The New York State Senate today passed a measure to protect the staff and occupants in group homes and other youth residential facilities. “Renee’s Law” (S2625), sponsored by Senator Catharine Young (R-I-C, Olean), increases the criminal history and other information available to those involved in residential placements for violent youth offenders so that a thorough evaluation of the youth's rehabilitation and the risk they pose to the community can be performed.
The measure was named for Renee Greco, a 24-year-old youth care worker who was killed at a group home for troubled youths in Lockport, Niagara County
“Again, the Senate has passed this bill to avoid another senseless tragedy like Renee Greco’s death,” said Senator Young. “We need a comprehensive approach to reforming the juvenile justice system to ensure the safety of both staff members and residents. No one should be unknowingly placed in a dangerous situation like Renee was. By providing background information on residents and proper training, staff members can better protect themselves and other residents. This is common-sense legislation that should be enacted to save the lives of innocent victims, and I urge the Assembly to pass it.”
Ms. Greco was the sole staff member watching six teenage boys in the facility licensed by the state Office of Children and Family Services (OCFS). In 2009, Ms. Greco was brutally beaten to death after two teenage residents put a blanket over her head while she was playing cards with other residents in the home. Ms. Greco was not informed of either assailant’s prior violent crimes or actions within facilities.
Currently, staff in OCFS-operated or certified programs do not receive background information on the youths in their care. Further, voluntary agencies lack adequate training and staff to receive youths that are dangerous. These practices, though based on hopes of rehabilitating misguided youth, have contributed to a high recidivism rate, increased violence towards staff, and an unknown number of tragedies within the communities where juveniles have been irresponsibly placed.

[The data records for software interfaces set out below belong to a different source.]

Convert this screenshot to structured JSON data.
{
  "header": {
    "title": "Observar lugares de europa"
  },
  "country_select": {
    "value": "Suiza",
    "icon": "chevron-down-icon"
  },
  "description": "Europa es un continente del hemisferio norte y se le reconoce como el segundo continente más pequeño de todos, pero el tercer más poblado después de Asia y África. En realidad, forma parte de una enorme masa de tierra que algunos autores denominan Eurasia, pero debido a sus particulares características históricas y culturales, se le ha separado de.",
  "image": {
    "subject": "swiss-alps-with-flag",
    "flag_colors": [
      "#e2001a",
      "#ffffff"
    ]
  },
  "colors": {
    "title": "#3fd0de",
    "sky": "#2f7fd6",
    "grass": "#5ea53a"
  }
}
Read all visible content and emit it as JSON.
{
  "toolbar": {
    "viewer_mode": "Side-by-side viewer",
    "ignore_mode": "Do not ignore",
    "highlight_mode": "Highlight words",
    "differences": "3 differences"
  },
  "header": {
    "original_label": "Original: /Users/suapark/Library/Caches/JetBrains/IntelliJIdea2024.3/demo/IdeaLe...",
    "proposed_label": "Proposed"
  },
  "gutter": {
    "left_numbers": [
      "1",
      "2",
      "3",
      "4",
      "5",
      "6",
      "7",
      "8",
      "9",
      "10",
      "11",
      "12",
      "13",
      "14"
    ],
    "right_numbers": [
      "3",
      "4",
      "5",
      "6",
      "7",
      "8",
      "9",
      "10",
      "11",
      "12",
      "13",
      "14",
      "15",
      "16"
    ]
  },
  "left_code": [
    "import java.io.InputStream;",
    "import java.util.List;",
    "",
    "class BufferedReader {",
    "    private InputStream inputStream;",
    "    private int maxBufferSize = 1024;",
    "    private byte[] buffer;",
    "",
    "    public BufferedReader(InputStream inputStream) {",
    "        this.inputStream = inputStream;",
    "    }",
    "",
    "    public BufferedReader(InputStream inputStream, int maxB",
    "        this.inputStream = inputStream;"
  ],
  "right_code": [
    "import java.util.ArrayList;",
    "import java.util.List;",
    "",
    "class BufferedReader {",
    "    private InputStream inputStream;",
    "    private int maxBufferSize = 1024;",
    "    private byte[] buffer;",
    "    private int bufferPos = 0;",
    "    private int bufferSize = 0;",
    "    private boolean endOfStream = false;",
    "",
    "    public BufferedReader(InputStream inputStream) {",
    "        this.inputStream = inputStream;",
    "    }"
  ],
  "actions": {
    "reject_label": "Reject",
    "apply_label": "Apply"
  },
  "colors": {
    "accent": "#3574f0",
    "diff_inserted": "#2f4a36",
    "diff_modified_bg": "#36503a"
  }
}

Renee's Law takes a comprehensive approach to help address the potential risks faced by employees and youth residents by ensuring a thorough evaluation of a youth's rehabilitation and the risk they pose to the community. It requires that staff caring for youths within residential programs operated or certified by OCFS have access to the files and records of the youth in their care. The records would also be available to the legal community, including the judge, presentment agency, district attorney, and defense counsel should the youth commit another crime while in a facility. Upon placement or movement to a lower level of custody, the local law enforcement agency would also receive a youth's records.
The bill also directs OCFS to establish requirements for training that must be provided to staff responsible for the care and custody of youths placed in or committed to an OCFS program. Topics would include staff abuse prevention and identification; the use of physical intervention; techniques of group and individual child management; gang awareness; absent without leave procedures; conflict resolution; and the laws, rules, and regulations governing the protection of staff from abuse.
The bill has been sent to the Assembly.